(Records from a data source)
------------------------------------------------------------

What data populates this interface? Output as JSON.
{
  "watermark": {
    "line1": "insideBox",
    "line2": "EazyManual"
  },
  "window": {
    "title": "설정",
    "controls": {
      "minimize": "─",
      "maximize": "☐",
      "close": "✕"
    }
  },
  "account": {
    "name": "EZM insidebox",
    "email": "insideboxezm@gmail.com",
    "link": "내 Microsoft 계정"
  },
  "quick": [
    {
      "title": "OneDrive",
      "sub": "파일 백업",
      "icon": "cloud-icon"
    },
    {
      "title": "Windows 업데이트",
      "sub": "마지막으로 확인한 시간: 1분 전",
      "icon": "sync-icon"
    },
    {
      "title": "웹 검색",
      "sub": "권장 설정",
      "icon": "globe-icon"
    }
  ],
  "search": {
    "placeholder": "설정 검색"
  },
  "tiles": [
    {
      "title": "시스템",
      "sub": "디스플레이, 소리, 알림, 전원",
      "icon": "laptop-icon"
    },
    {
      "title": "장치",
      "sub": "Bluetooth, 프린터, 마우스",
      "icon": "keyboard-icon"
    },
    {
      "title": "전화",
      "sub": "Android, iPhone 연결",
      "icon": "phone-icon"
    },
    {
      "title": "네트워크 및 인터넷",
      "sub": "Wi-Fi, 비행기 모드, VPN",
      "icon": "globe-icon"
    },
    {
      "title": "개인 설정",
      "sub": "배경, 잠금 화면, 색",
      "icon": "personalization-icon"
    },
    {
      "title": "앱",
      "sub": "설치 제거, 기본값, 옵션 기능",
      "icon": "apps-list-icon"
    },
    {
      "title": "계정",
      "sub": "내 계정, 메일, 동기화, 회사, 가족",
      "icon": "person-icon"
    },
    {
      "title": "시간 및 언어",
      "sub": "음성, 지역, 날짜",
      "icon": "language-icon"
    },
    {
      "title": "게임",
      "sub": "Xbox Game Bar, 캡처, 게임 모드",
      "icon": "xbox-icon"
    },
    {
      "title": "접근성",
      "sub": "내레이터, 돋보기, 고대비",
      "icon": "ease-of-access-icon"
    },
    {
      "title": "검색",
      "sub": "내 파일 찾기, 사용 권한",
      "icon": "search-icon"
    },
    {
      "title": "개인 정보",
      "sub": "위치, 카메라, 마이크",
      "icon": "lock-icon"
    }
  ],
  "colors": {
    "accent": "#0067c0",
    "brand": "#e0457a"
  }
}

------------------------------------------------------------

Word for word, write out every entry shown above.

[YOUR SOLUTION]:
What data populates this interface? Output as JSON.
{
  "watermark": {
    "line1": "insideBox",
    "line2": "EazyManual"
  },
  "window": {
    "title": "설정",
    "controls": {
      "minimize": "─",
      "maximize": "☐",
      "close": "✕"
    }
  },
  "account": {
    "name": "EZM insidebox",
    "email": "insideboxezm@gmail.com",
    "link": "내 Microsoft 계정"
  },
  "quick": [
    {
      "title": "OneDrive",
      "sub": "파일 백업",
      "icon": "cloud-icon"
    },
    {
      "title": "Windows 업데이트",
      "sub": "마지막으로 확인한 시간: 1분 전",
      "icon": "sync-icon"
    },
    {
      "title": "웹 검색",
      "sub": "권장 설정",
      "icon": "globe-icon"
    }
  ],
  "search": {
    "placeholder": "설정 검색"
  },
  "tiles": [
    {
      "title": "시스템",
      "sub": "디스플레이, 소리, 알림, 전원",
      "icon": "laptop-icon"
    },
    {
      "title": "장치",
      "sub": "Bluetooth, 프린터, 마우스",
      "icon": "keyboard-icon"
    },
    {
      "title": "전화",
      "sub": "Android, iPhone 연결",
      "icon": "phone-icon"
    },
    {
      "title": "네트워크 및 인터넷",
      "sub": "Wi-Fi, 비행기 모드, VPN",
      "icon": "globe-icon"
    },
    {
      "title": "개인 설정",
      "sub": "배경, 잠금 화면, 색",
      "icon": "personalization-icon"
    },
    {
      "title": "앱",
      "sub": "설치 제거, 기본값, 옵션 기능",
      "icon": "apps-list-icon"
    },
    {
      "title": "계정",
      "sub": "내 계정, 메일, 동기화, 회사, 가족",
      "icon": "person-icon"
    },
    {
      "title": "시간 및 언어",
      "sub": "음성, 지역, 날짜",
      "icon": "language-icon"
    },
    {
      "title": "게임",
      "sub": "Xbox Game Bar, 캡처, 게임 모드",
      "icon": "xbox-icon"
    },
    {
      "title": "접근성",
      "sub": "내레이터, 돋보기, 고대비",
      "icon": "ease-of-access-icon"
    },
    {
      "title": "검색",
      "sub": "내 파일 찾기, 사용 권한",
      "icon": "search-icon"
    },
    {
      "title": "개인 정보",
      "sub": "위치, 카메라, 마이크",
      "icon": "lock-icon"
    }
  ],
  "colors": {
    "accent": "#0067c0",
    "brand": "#e0457a"
  }
}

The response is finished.